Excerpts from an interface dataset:
------------------------------------------------

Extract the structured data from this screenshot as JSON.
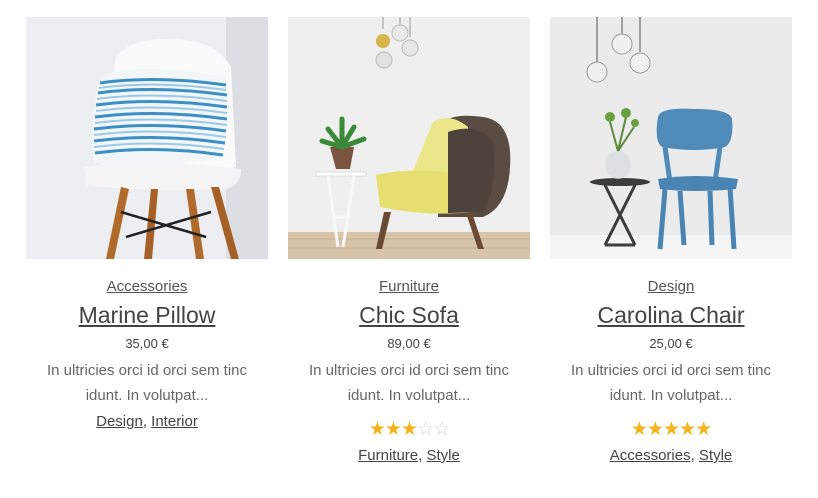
{
  "products": [
    {
      "category": "Accessories",
      "title": "Marine Pillow",
      "price": "35,00 €",
      "excerpt": "In ultricies orci id orci sem tinc idunt. In volutpat...",
      "tags": [
        "Design",
        "Interior"
      ],
      "rating": null
    },
    {
      "category": "Furniture",
      "title": "Chic Sofa",
      "price": "89,00 €",
      "excerpt": "In ultricies orci id orci sem tinc idunt. In volutpat...",
      "tags": [
        "Furniture",
        "Style"
      ],
      "rating": 3
    },
    {
      "category": "Design",
      "title": "Carolina Chair",
      "price": "25,00 €",
      "excerpt": "In ultricies orci id orci sem tinc idunt. In volutpat...",
      "tags": [
        "Accessories",
        "Style"
      ],
      "rating": 5
    }
  ],
  "rating_max": 5,
  "colors": {
    "star": "#f5b51a",
    "star_empty": "#d6d6d6",
    "watermark": "#e53935"
  }
}
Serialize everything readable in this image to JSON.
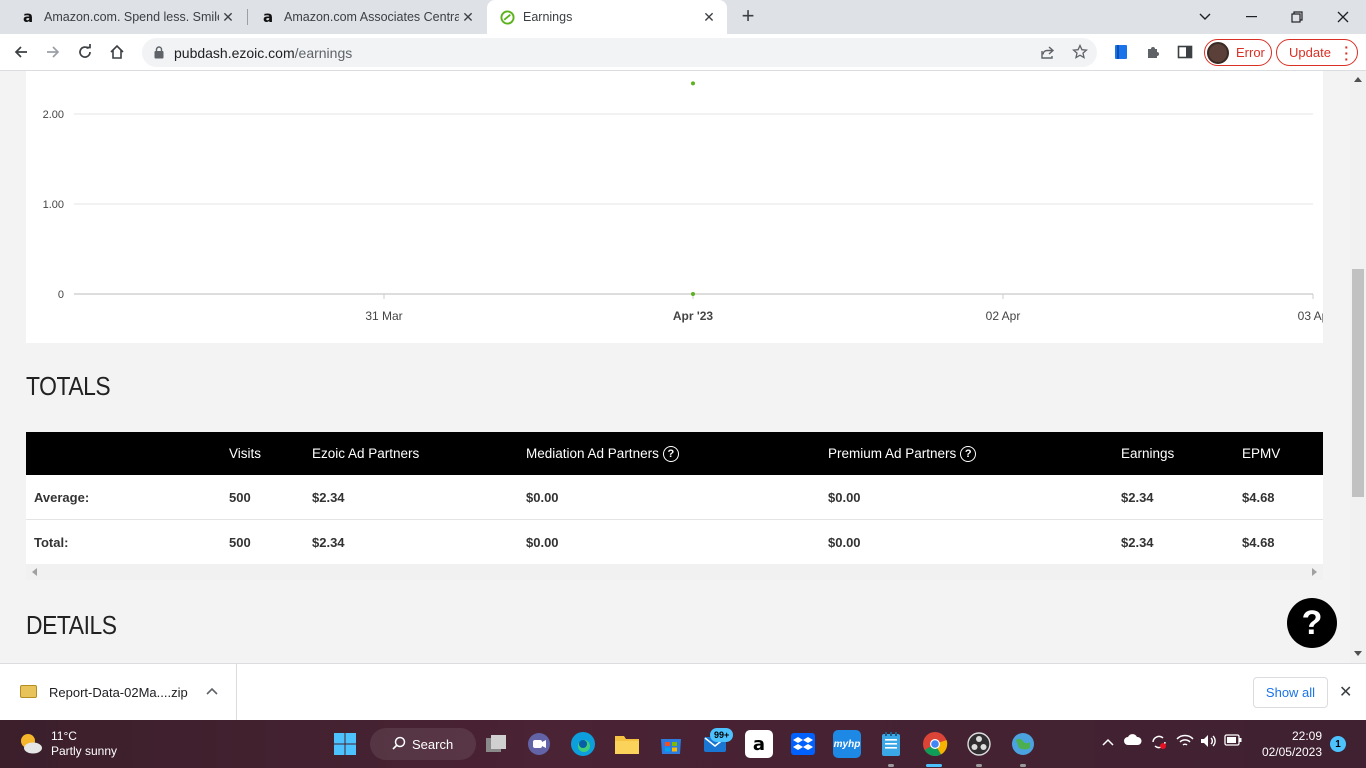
{
  "browser": {
    "tabs": [
      {
        "title": "Amazon.com. Spend less. Smile m",
        "favicon": "amazon-a"
      },
      {
        "title": "Amazon.com Associates Central -",
        "favicon": "amazon-a"
      },
      {
        "title": "Earnings",
        "favicon": "ezoic-logo"
      }
    ],
    "url_host": "pubdash.ezoic.com",
    "url_path": "/earnings",
    "error_label": "Error",
    "update_label": "Update"
  },
  "chart_data": {
    "type": "scatter",
    "title": "",
    "xlabel": "",
    "ylabel": "",
    "x_ticks": [
      "31 Mar",
      "Apr '23",
      "02 Apr",
      "03 Ap"
    ],
    "y_ticks": [
      "0",
      "1.00",
      "2.00"
    ],
    "ylim": [
      0,
      2.3
    ],
    "grid": true,
    "series": [
      {
        "color": "#5cb21c",
        "points": [
          {
            "x": "Apr '23",
            "y": 2.34
          },
          {
            "x": "Apr '23",
            "y": 0
          }
        ]
      }
    ]
  },
  "totals": {
    "title": "TOTALS",
    "headers": [
      "",
      "Visits",
      "Ezoic Ad Partners",
      "Mediation Ad Partners",
      "Premium Ad Partners",
      "Earnings",
      "EPMV"
    ],
    "rows": [
      {
        "label": "Average:",
        "cells": [
          "500",
          "$2.34",
          "$0.00",
          "$0.00",
          "$2.34",
          "$4.68"
        ]
      },
      {
        "label": "Total:",
        "cells": [
          "500",
          "$2.34",
          "$0.00",
          "$0.00",
          "$2.34",
          "$4.68"
        ]
      }
    ]
  },
  "details": {
    "title": "DETAILS"
  },
  "help_label": "?",
  "download": {
    "filename": "Report-Data-02Ma....zip",
    "show_all": "Show all"
  },
  "taskbar": {
    "weather_temp": "11°C",
    "weather_desc": "Partly sunny",
    "search_label": "Search",
    "mail_badge": "99+",
    "time": "22:09",
    "date": "02/05/2023",
    "notifications": "1"
  }
}
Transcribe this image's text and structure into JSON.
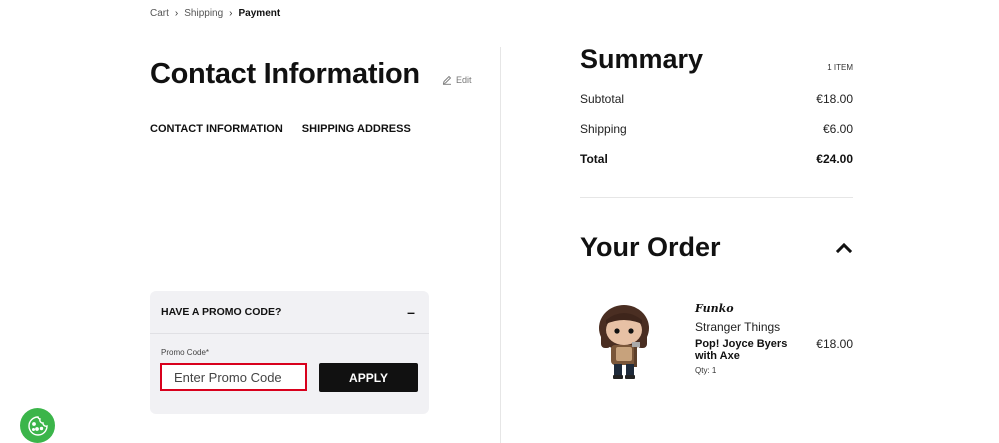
{
  "breadcrumb": {
    "items": [
      "Cart",
      "Shipping",
      "Payment"
    ],
    "separator": "›"
  },
  "contact": {
    "title": "Contact Information",
    "edit_label": "Edit",
    "tabs": [
      "CONTACT INFORMATION",
      "SHIPPING ADDRESS"
    ]
  },
  "promo": {
    "heading": "HAVE A PROMO CODE?",
    "toggle": "–",
    "field_label": "Promo Code*",
    "placeholder": "Enter Promo Code",
    "value": "",
    "apply_label": "APPLY"
  },
  "summary": {
    "title": "Summary",
    "item_count": "1 ITEM",
    "rows": [
      {
        "label": "Subtotal",
        "value": "€18.00"
      },
      {
        "label": "Shipping",
        "value": "€6.00"
      },
      {
        "label": "Total",
        "value": "€24.00"
      }
    ]
  },
  "order": {
    "title": "Your Order",
    "product": {
      "brand": "Funko",
      "series": "Stranger Things",
      "name": "Pop! Joyce Byers with Axe",
      "qty": "Qty: 1",
      "price": "€18.00"
    }
  },
  "colors": {
    "accent_error": "#d8001c",
    "button_dark": "#111111",
    "cookie_green": "#3bb54a",
    "panel_bg": "#f1f1f4"
  },
  "icons": {
    "edit": "pencil-icon",
    "collapse": "chevron-up-icon",
    "cookie": "cookie-icon"
  }
}
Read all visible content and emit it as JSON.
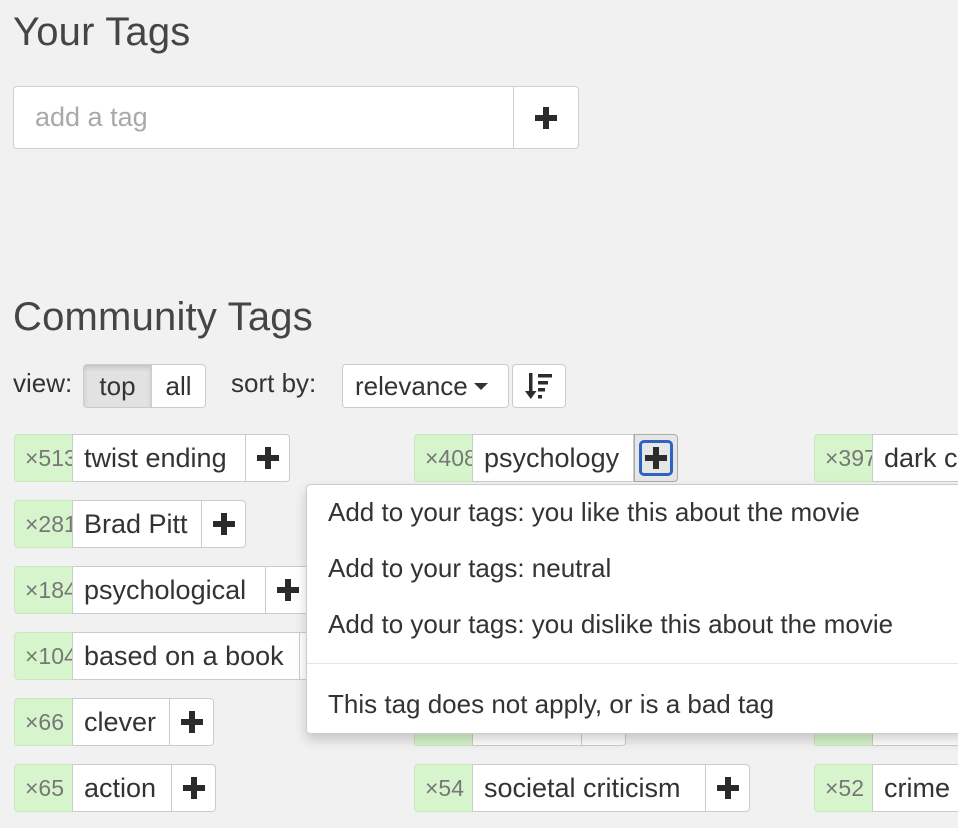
{
  "your_tags": {
    "title": "Your Tags",
    "input_placeholder": "add a tag"
  },
  "community_tags": {
    "title": "Community Tags",
    "view_label": "view:",
    "view_options": [
      "top",
      "all"
    ],
    "view_selected": "top",
    "sort_label": "sort by:",
    "sort_value": "relevance"
  },
  "tags": [
    {
      "count": "×513",
      "name": "twist ending"
    },
    {
      "count": "×408",
      "name": "psychology"
    },
    {
      "count": "×397",
      "name": "dark c"
    },
    {
      "count": "×281",
      "name": "Brad Pitt"
    },
    {
      "count": "×184",
      "name": "psychological"
    },
    {
      "count": "×104",
      "name": "based on a book"
    },
    {
      "count": "×66",
      "name": "clever"
    },
    {
      "count": "×65",
      "name": "action"
    },
    {
      "count": "×54",
      "name": "societal criticism"
    },
    {
      "count": "×52",
      "name": "crime"
    }
  ],
  "menu": {
    "items": [
      "Add to your tags: you like this about the movie",
      "Add to your tags: neutral",
      "Add to your tags: you dislike this about the movie",
      "This tag does not apply, or is a bad tag"
    ]
  },
  "colors": {
    "count_bg": "#d7f5cc",
    "focus_ring": "#2f62c2",
    "page_bg": "#f1f1f1"
  },
  "icons": {
    "add": "plus-icon",
    "sort_direction": "sort-descending-icon",
    "dropdown": "caret-down-icon"
  }
}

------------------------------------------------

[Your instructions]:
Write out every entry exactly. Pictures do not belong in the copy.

[Exercise result]:
Extract the structured data from this screenshot as JSON.
{
  "products": [
    {
      "category": "Accessories",
      "title": "Marine Pillow",
      "price": "35,00 €",
      "excerpt": "In ultricies orci id orci sem tinc idunt. In volutpat...",
      "tags": [
        "Design",
        "Interior"
      ],
      "rating": null
    },
    {
      "category": "Furniture",
      "title": "Chic Sofa",
      "price": "89,00 €",
      "excerpt": "In ultricies orci id orci sem tinc idunt. In volutpat...",
      "tags": [
        "Furniture",
        "Style"
      ],
      "rating": 3
    },
    {
      "category": "Design",
      "title": "Carolina Chair",
      "price": "25,00 €",
      "excerpt": "In ultricies orci id orci sem tinc idunt. In volutpat...",
      "tags": [
        "Accessories",
        "Style"
      ],
      "rating": 5
    }
  ],
  "rating_max": 5,
  "colors": {
    "star": "#f5b51a",
    "star_empty": "#d6d6d6",
    "watermark": "#e53935"
  }
}
Serialize everything readable in this image to JSON.
{
  "browser": {
    "tabs": [
      {
        "title": "Amazon.com. Spend less. Smile m",
        "favicon": "amazon-a"
      },
      {
        "title": "Amazon.com Associates Central -",
        "favicon": "amazon-a"
      },
      {
        "title": "Earnings",
        "favicon": "ezoic-logo"
      }
    ],
    "url_host": "pubdash.ezoic.com",
    "url_path": "/earnings",
    "error_label": "Error",
    "update_label": "Update"
  },
  "chart_data": {
    "type": "scatter",
    "title": "",
    "xlabel": "",
    "ylabel": "",
    "x_ticks": [
      "31 Mar",
      "Apr '23",
      "02 Apr",
      "03 Ap"
    ],
    "y_ticks": [
      "0",
      "1.00",
      "2.00"
    ],
    "ylim": [
      0,
      2.3
    ],
    "grid": true,
    "series": [
      {
        "color": "#5cb21c",
        "points": [
          {
            "x": "Apr '23",
            "y": 2.34
          },
          {
            "x": "Apr '23",
            "y": 0
          }
        ]
      }
    ]
  },
  "totals": {
    "title": "TOTALS",
    "headers": [
      "",
      "Visits",
      "Ezoic Ad Partners",
      "Mediation Ad Partners",
      "Premium Ad Partners",
      "Earnings",
      "EPMV"
    ],
    "rows": [
      {
        "label": "Average:",
        "cells": [
          "500",
          "$2.34",
          "$0.00",
          "$0.00",
          "$2.34",
          "$4.68"
        ]
      },
      {
        "label": "Total:",
        "cells": [
          "500",
          "$2.34",
          "$0.00",
          "$0.00",
          "$2.34",
          "$4.68"
        ]
      }
    ]
  },
  "details": {
    "title": "DETAILS"
  },
  "help_label": "?",
  "download": {
    "filename": "Report-Data-02Ma....zip",
    "show_all": "Show all"
  },
  "taskbar": {
    "weather_temp": "11°C",
    "weather_desc": "Partly sunny",
    "search_label": "Search",
    "mail_badge": "99+",
    "time": "22:09",
    "date": "02/05/2023",
    "notifications": "1"
  }
}
Transcribe this image's text and structure into JSON.
{
  "breadcrumb": {
    "items": [
      "Cart",
      "Shipping",
      "Payment"
    ],
    "separator": "›"
  },
  "contact": {
    "title": "Contact Information",
    "edit_label": "Edit",
    "tabs": [
      "CONTACT INFORMATION",
      "SHIPPING ADDRESS"
    ]
  },
  "promo": {
    "heading": "HAVE A PROMO CODE?",
    "toggle": "–",
    "field_label": "Promo Code*",
    "placeholder": "Enter Promo Code",
    "value": "",
    "apply_label": "APPLY"
  },
  "summary": {
    "title": "Summary",
    "item_count": "1 ITEM",
    "rows": [
      {
        "label": "Subtotal",
        "value": "€18.00"
      },
      {
        "label": "Shipping",
        "value": "€6.00"
      },
      {
        "label": "Total",
        "value": "€24.00"
      }
    ]
  },
  "order": {
    "title": "Your Order",
    "product": {
      "brand": "Funko",
      "series": "Stranger Things",
      "name": "Pop! Joyce Byers with Axe",
      "qty": "Qty: 1",
      "price": "€18.00"
    }
  },
  "colors": {
    "accent_error": "#d8001c",
    "button_dark": "#111111",
    "cookie_green": "#3bb54a",
    "panel_bg": "#f1f1f4"
  },
  "icons": {
    "edit": "pencil-icon",
    "collapse": "chevron-up-icon",
    "cookie": "cookie-icon"
  }
}
Read all visible content and emit it as JSON.
{
  "your_tags": {
    "title": "Your Tags",
    "input_placeholder": "add a tag"
  },
  "community_tags": {
    "title": "Community Tags",
    "view_label": "view:",
    "view_options": [
      "top",
      "all"
    ],
    "view_selected": "top",
    "sort_label": "sort by:",
    "sort_value": "relevance"
  },
  "tags": [
    {
      "count": "×513",
      "name": "twist ending"
    },
    {
      "count": "×408",
      "name": "psychology"
    },
    {
      "count": "×397",
      "name": "dark c"
    },
    {
      "count": "×281",
      "name": "Brad Pitt"
    },
    {
      "count": "×184",
      "name": "psychological"
    },
    {
      "count": "×104",
      "name": "based on a book"
    },
    {
      "count": "×66",
      "name": "clever"
    },
    {
      "count": "×65",
      "name": "action"
    },
    {
      "count": "×54",
      "name": "societal criticism"
    },
    {
      "count": "×52",
      "name": "crime"
    }
  ],
  "menu": {
    "items": [
      "Add to your tags: you like this about the movie",
      "Add to your tags: neutral",
      "Add to your tags: you dislike this about the movie",
      "This tag does not apply, or is a bad tag"
    ]
  },
  "colors": {
    "count_bg": "#d7f5cc",
    "focus_ring": "#2f62c2",
    "page_bg": "#f1f1f1"
  },
  "icons": {
    "add": "plus-icon",
    "sort_direction": "sort-descending-icon",
    "dropdown": "caret-down-icon"
  }
}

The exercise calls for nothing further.